And if I’m honest, it (the SD monster) doesn’t visit that often any more. Not when I’m writing. I’ve written enough that I know SD a fleeting thing. But it still pops up once in a while. And on days when the SD monster has brought friends to cheer him on, it takes a bit to remind myself that it isn’t a long visit, just an annoying one. Like when the in-laws pop over. They will go away. Eventually.

But how does the soccer player, having just made a defensive error allowing a goal, or skies a shot on goal, missing the sitter that would win the game, how do they continue at a high level for the remainder of the game. Is there a special level of self-delusion at play? Are you pretending you’re someone else completely who doesn’t dwell on these kinds of things?

Do I need to pretend to be {insert favourite author here} to keep pushing through?

If you’re in a performance related career (sports, the arts), how do you handle, on the fly, the arrival of the SD monster?

14. January 2016 · Write a comment · Categories: writing · Tags:

So which one do you think works best?

This one:

MadD_front2(400x600)

That one:

MadD_front2a(400x600)

Or the other one:

MadD_front2c(400x600)

 

 

In the Matt and George universe I’m sitting on two very different story ideas.

One of them keeps Matt, George, Catherine and Eun Bin in Australia for further adventures. The story continues on after the climax of Target: Australia.

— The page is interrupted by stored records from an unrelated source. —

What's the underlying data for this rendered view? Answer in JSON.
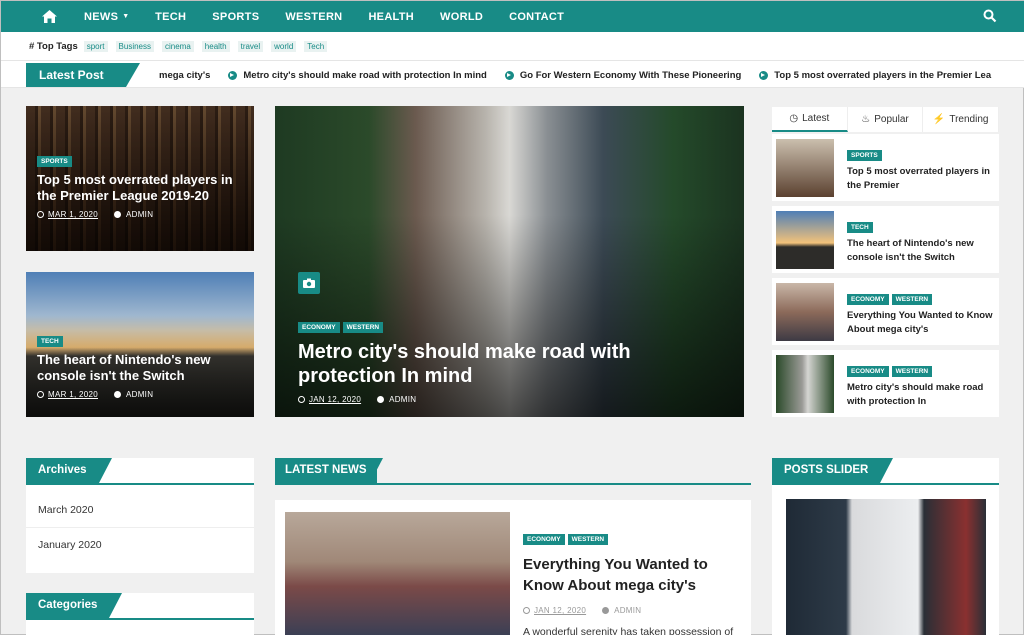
{
  "nav": {
    "items": [
      "NEWS",
      "TECH",
      "SPORTS",
      "WESTERN",
      "HEALTH",
      "WORLD",
      "CONTACT"
    ]
  },
  "top_tags": {
    "label": "# Top Tags",
    "tags": [
      "sport",
      "Business",
      "cinema",
      "health",
      "travel",
      "world",
      "Tech"
    ]
  },
  "latest_post": {
    "label": "Latest Post",
    "items": [
      "mega city's",
      "Metro city's should make road with protection In mind",
      "Go For Western Economy With These Pioneering",
      "Top 5 most overrated players in the Premier Lea"
    ]
  },
  "featured": [
    {
      "category": "SPORTS",
      "title": "Top 5 most overrated players in the Premier League 2019-20",
      "date": "MAR 1, 2020",
      "author": "ADMIN"
    },
    {
      "category": "TECH",
      "title": "The heart of Nintendo's new console isn't the Switch",
      "date": "MAR 1, 2020",
      "author": "ADMIN"
    }
  ],
  "hero": {
    "categories": [
      "ECONOMY",
      "WESTERN"
    ],
    "title": "Metro city's should make road with protection In mind",
    "date": "JAN 12, 2020",
    "author": "ADMIN"
  },
  "sidebar_tabs": [
    "Latest",
    "Popular",
    "Trending"
  ],
  "sidebar_posts": [
    {
      "categories": [
        "SPORTS"
      ],
      "title": "Top 5 most overrated players in the Premier"
    },
    {
      "categories": [
        "TECH"
      ],
      "title": "The heart of Nintendo's new console isn't the Switch"
    },
    {
      "categories": [
        "ECONOMY",
        "WESTERN"
      ],
      "title": "Everything You Wanted to Know About mega city's"
    },
    {
      "categories": [
        "ECONOMY",
        "WESTERN"
      ],
      "title": "Metro city's should make road with protection In"
    }
  ],
  "archives": {
    "title": "Archives",
    "items": [
      "March 2020",
      "January 2020"
    ]
  },
  "categories_widget": {
    "title": "Categories"
  },
  "latest_news": {
    "title": "LATEST NEWS"
  },
  "news_post": {
    "categories": [
      "ECONOMY",
      "WESTERN"
    ],
    "title": "Everything You Wanted to Know About mega city's",
    "date": "JAN 12, 2020",
    "author": "ADMIN",
    "excerpt": "A wonderful serenity has taken possession of"
  },
  "posts_slider": {
    "title": "POSTS SLIDER"
  },
  "colors": {
    "accent": "#188b86"
  }
}
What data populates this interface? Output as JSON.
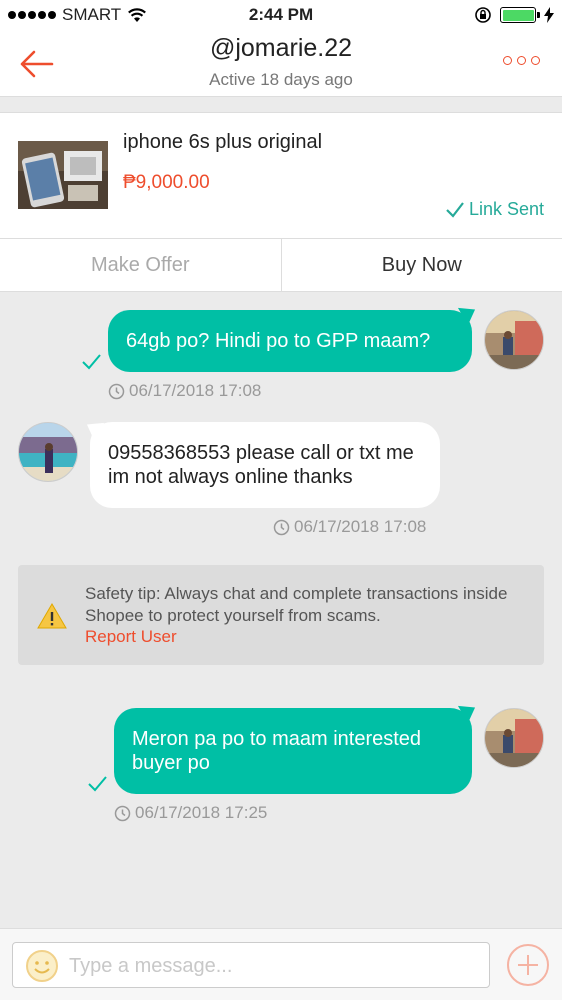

It’s a big country and there’s plenty of trouble still to throw them in.

The other is an origin story — How Matt became the owner of DWC, how he met George, and how a trip through South-East Asia almost killed him. No terrorists in this one, just fraud, money laundering and some people who really do like it when he tries to stop them defrauding the company of millions of dollars.

So the question is, which one do I write first? I’m definitely going to do both.

Any preference?